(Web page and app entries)
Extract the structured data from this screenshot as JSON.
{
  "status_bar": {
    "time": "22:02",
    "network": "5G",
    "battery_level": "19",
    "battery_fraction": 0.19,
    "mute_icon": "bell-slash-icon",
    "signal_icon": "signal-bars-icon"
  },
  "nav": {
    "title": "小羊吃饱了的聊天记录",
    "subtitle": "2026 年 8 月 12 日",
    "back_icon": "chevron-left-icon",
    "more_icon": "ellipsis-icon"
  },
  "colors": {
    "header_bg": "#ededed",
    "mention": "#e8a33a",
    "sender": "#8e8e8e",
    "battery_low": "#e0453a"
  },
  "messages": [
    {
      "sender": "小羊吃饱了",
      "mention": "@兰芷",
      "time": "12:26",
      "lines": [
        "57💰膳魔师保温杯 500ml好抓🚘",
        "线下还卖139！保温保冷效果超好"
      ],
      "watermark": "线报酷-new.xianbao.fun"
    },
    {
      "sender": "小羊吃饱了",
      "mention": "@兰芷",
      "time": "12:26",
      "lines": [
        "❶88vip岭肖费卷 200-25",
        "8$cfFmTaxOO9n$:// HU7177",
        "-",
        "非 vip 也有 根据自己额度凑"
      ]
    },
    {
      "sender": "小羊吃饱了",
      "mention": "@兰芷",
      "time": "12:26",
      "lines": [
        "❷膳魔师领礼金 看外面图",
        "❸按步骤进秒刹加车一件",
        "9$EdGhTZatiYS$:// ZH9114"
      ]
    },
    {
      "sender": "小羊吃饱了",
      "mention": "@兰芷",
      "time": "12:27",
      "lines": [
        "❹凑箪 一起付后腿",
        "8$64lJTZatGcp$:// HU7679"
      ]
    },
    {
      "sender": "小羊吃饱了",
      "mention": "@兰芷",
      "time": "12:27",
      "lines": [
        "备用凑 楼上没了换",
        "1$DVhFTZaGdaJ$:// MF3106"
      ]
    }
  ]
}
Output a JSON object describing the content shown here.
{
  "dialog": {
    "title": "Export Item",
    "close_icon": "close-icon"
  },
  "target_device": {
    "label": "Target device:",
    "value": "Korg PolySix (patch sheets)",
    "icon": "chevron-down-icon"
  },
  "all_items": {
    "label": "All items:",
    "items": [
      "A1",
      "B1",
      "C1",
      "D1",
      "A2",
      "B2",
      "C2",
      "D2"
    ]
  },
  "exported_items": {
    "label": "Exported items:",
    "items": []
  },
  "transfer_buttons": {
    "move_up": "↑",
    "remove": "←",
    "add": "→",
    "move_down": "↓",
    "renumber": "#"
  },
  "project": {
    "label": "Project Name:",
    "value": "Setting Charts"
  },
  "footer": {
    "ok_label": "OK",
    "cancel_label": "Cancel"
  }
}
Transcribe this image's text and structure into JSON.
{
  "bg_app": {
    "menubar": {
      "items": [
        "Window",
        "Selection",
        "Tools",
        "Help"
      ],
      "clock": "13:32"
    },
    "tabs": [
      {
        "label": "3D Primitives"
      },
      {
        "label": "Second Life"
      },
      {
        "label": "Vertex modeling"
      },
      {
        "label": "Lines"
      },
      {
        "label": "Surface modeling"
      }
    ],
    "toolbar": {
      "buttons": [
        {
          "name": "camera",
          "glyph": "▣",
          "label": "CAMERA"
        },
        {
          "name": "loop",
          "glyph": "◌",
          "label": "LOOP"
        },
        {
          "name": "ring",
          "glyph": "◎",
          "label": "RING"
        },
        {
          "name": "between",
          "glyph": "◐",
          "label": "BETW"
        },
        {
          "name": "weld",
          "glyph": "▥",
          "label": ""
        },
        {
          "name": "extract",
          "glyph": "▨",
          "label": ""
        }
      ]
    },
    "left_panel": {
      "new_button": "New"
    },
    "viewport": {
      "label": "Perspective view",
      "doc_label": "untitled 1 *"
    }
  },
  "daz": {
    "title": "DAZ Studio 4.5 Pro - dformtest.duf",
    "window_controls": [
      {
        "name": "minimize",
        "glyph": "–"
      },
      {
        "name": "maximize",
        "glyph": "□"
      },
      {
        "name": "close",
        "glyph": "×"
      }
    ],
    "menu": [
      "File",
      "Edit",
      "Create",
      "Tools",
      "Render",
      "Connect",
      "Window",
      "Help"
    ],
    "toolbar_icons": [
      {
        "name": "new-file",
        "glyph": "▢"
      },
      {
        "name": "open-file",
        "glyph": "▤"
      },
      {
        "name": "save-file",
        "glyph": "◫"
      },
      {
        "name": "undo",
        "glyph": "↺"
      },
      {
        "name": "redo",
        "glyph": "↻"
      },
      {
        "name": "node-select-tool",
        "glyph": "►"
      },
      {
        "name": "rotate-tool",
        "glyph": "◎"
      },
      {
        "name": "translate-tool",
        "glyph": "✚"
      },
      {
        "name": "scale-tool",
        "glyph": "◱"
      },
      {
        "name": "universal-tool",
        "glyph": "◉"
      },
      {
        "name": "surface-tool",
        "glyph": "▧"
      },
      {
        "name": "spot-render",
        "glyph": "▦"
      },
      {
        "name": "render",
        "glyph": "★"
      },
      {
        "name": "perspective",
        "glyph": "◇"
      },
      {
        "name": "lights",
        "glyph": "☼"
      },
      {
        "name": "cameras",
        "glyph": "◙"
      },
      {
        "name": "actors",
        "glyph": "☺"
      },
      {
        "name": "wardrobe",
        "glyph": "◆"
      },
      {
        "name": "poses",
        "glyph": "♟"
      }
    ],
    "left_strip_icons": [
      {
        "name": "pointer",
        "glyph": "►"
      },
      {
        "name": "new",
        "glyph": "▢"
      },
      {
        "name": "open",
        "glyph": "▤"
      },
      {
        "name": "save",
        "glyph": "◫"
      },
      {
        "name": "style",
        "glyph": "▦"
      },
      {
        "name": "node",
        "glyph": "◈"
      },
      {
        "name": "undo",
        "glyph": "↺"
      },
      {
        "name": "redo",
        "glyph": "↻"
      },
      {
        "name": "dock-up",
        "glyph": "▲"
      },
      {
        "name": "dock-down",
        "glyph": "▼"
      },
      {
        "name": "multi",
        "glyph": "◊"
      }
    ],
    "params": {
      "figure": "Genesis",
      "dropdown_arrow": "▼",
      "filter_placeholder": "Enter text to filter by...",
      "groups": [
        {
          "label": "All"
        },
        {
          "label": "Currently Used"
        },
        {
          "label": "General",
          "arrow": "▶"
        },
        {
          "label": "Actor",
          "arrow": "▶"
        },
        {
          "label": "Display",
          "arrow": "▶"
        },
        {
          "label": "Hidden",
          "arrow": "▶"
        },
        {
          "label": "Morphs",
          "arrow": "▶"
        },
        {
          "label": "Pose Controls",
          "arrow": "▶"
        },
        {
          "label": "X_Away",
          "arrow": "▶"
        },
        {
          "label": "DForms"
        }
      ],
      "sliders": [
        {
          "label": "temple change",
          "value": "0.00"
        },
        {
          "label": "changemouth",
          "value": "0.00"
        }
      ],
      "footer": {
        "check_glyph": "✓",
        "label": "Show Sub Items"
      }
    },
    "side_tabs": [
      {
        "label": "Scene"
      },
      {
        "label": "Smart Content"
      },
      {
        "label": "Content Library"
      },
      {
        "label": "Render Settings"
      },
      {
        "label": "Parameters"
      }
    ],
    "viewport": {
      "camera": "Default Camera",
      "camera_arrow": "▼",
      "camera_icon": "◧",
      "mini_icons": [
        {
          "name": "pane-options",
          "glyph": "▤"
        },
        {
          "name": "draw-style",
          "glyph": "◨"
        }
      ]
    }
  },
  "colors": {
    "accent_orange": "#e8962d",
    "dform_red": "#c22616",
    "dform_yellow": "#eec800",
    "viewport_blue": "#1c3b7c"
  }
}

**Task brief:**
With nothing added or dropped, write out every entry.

**Response:**
Extract the structured data from this screenshot as JSON.
{
  "status_bar": {
    "time": "22:02",
    "network": "5G",
    "battery_level": "19",
    "battery_fraction": 0.19,
    "mute_icon": "bell-slash-icon",
    "signal_icon": "signal-bars-icon"
  },
  "nav": {
    "title": "小羊吃饱了的聊天记录",
    "subtitle": "2026 年 8 月 12 日",
    "back_icon": "chevron-left-icon",
    "more_icon": "ellipsis-icon"
  },
  "colors": {
    "header_bg": "#ededed",
    "mention": "#e8a33a",
    "sender": "#8e8e8e",
    "battery_low": "#e0453a"
  },
  "messages": [
    {
      "sender": "小羊吃饱了",
      "mention": "@兰芷",
      "time": "12:26",
      "lines": [
        "57💰膳魔师保温杯 500ml好抓🚘",
        "线下还卖139！保温保冷效果超好"
      ],
      "watermark": "线报酷-new.xianbao.fun"
    },
    {
      "sender": "小羊吃饱了",
      "mention": "@兰芷",
      "time": "12:26",
      "lines": [
        "❶88vip岭肖费卷 200-25",
        "8$cfFmTaxOO9n$:// HU7177",
        "-",
        "非 vip 也有 根据自己额度凑"
      ]
    },
    {
      "sender": "小羊吃饱了",
      "mention": "@兰芷",
      "time": "12:26",
      "lines": [
        "❷膳魔师领礼金 看外面图",
        "❸按步骤进秒刹加车一件",
        "9$EdGhTZatiYS$:// ZH9114"
      ]
    },
    {
      "sender": "小羊吃饱了",
      "mention": "@兰芷",
      "time": "12:27",
      "lines": [
        "❹凑箪 一起付后腿",
        "8$64lJTZatGcp$:// HU7679"
      ]
    },
    {
      "sender": "小羊吃饱了",
      "mention": "@兰芷",
      "time": "12:27",
      "lines": [
        "备用凑 楼上没了换",
        "1$DVhFTZaGdaJ$:// MF3106"
      ]
    }
  ]
}
Output a JSON object describing the content shown here.
{
  "dialog": {
    "title": "Export Item",
    "close_icon": "close-icon"
  },
  "target_device": {
    "label": "Target device:",
    "value": "Korg PolySix (patch sheets)",
    "icon": "chevron-down-icon"
  },
  "all_items": {
    "label": "All items:",
    "items": [
      "A1",
      "B1",
      "C1",
      "D1",
      "A2",
      "B2",
      "C2",
      "D2"
    ]
  },
  "exported_items": {
    "label": "Exported items:",
    "items": []
  },
  "transfer_buttons": {
    "move_up": "↑",
    "remove": "←",
    "add": "→",
    "move_down": "↓",
    "renumber": "#"
  },
  "project": {
    "label": "Project Name:",
    "value": "Setting Charts"
  },
  "footer": {
    "ok_label": "OK",
    "cancel_label": "Cancel"
  }
}
Transcribe this image's text and structure into JSON.
{
  "bg_app": {
    "menubar": {
      "items": [
        "Window",
        "Selection",
        "Tools",
        "Help"
      ],
      "clock": "13:32"
    },
    "tabs": [
      {
        "label": "3D Primitives"
      },
      {
        "label": "Second Life"
      },
      {
        "label": "Vertex modeling"
      },
      {
        "label": "Lines"
      },
      {
        "label": "Surface modeling"
      }
    ],
    "toolbar": {
      "buttons": [
        {
          "name": "camera",
          "glyph": "▣",
          "label": "CAMERA"
        },
        {
          "name": "loop",
          "glyph": "◌",
          "label": "LOOP"
        },
        {
          "name": "ring",
          "glyph": "◎",
          "label": "RING"
        },
        {
          "name": "between",
          "glyph": "◐",
          "label": "BETW"
        },
        {
          "name": "weld",
          "glyph": "▥",
          "label": ""
        },
        {
          "name": "extract",
          "glyph": "▨",
          "label": ""
        }
      ]
    },
    "left_panel": {
      "new_button": "New"
    },
    "viewport": {
      "label": "Perspective view",
      "doc_label": "untitled 1 *"
    }
  },
  "daz": {
    "title": "DAZ Studio 4.5 Pro - dformtest.duf",
    "window_controls": [
      {
        "name": "minimize",
        "glyph": "–"
      },
      {
        "name": "maximize",
        "glyph": "□"
      },
      {
        "name": "close",
        "glyph": "×"
      }
    ],
    "menu": [
      "File",
      "Edit",
      "Create",
      "Tools",
      "Render",
      "Connect",
      "Window",
      "Help"
    ],
    "toolbar_icons": [
      {
        "name": "new-file",
        "glyph": "▢"
      },
      {
        "name": "open-file",
        "glyph": "▤"
      },
      {
        "name": "save-file",
        "glyph": "◫"
      },
      {
        "name": "undo",
        "glyph": "↺"
      },
      {
        "name": "redo",
        "glyph": "↻"
      },
      {
        "name": "node-select-tool",
        "glyph": "►"
      },
      {
        "name": "rotate-tool",
        "glyph": "◎"
      },
      {
        "name": "translate-tool",
        "glyph": "✚"
      },
      {
        "name": "scale-tool",
        "glyph": "◱"
      },
      {
        "name": "universal-tool",
        "glyph": "◉"
      },
      {
        "name": "surface-tool",
        "glyph": "▧"
      },
      {
        "name": "spot-render",
        "glyph": "▦"
      },
      {
        "name": "render",
        "glyph": "★"
      },
      {
        "name": "perspective",
        "glyph": "◇"
      },
      {
        "name": "lights",
        "glyph": "☼"
      },
      {
        "name": "cameras",
        "glyph": "◙"
      },
      {
        "name": "actors",
        "glyph": "☺"
      },
      {
        "name": "wardrobe",
        "glyph": "◆"
      },
      {
        "name": "poses",
        "glyph": "♟"
      }
    ],
    "left_strip_icons": [
      {
        "name": "pointer",
        "glyph": "►"
      },
      {
        "name": "new",
        "glyph": "▢"
      },
      {
        "name": "open",
        "glyph": "▤"
      },
      {
        "name": "save",
        "glyph": "◫"
      },
      {
        "name": "style",
        "glyph": "▦"
      },
      {
        "name": "node",
        "glyph": "◈"
      },
      {
        "name": "undo",
        "glyph": "↺"
      },
      {
        "name": "redo",
        "glyph": "↻"
      },
      {
        "name": "dock-up",
        "glyph": "▲"
      },
      {
        "name": "dock-down",
        "glyph": "▼"
      },
      {
        "name": "multi",
        "glyph": "◊"
      }
    ],
    "params": {
      "figure": "Genesis",
      "dropdown_arrow": "▼",
      "filter_placeholder": "Enter text to filter by...",
      "groups": [
        {
          "label": "All"
        },
        {
          "label": "Currently Used"
        },
        {
          "label": "General",
          "arrow": "▶"
        },
        {
          "label": "Actor",
          "arrow": "▶"
        },
        {
          "label": "Display",
          "arrow": "▶"
        },
        {
          "label": "Hidden",
          "arrow": "▶"
        },
        {
          "label": "Morphs",
          "arrow": "▶"
        },
        {
          "label": "Pose Controls",
          "arrow": "▶"
        },
        {
          "label": "X_Away",
          "arrow": "▶"
        },
        {
          "label": "DForms"
        }
      ],
      "sliders": [
        {
          "label": "temple change",
          "value": "0.00"
        },
        {
          "label": "changemouth",
          "value": "0.00"
        }
      ],
      "footer": {
        "check_glyph": "✓",
        "label": "Show Sub Items"
      }
    },
    "side_tabs": [
      {
        "label": "Scene"
      },
      {
        "label": "Smart Content"
      },
      {
        "label": "Content Library"
      },
      {
        "label": "Render Settings"
      },
      {
        "label": "Parameters"
      }
    ],
    "viewport": {
      "camera": "Default Camera",
      "camera_arrow": "▼",
      "camera_icon": "◧",
      "mini_icons": [
        {
          "name": "pane-options",
          "glyph": "▤"
        },
        {
          "name": "draw-style",
          "glyph": "◨"
        }
      ]
    }
  },
  "colors": {
    "accent_orange": "#e8962d",
    "dform_red": "#c22616",
    "dform_yellow": "#eec800",
    "viewport_blue": "#1c3b7c"
  }
}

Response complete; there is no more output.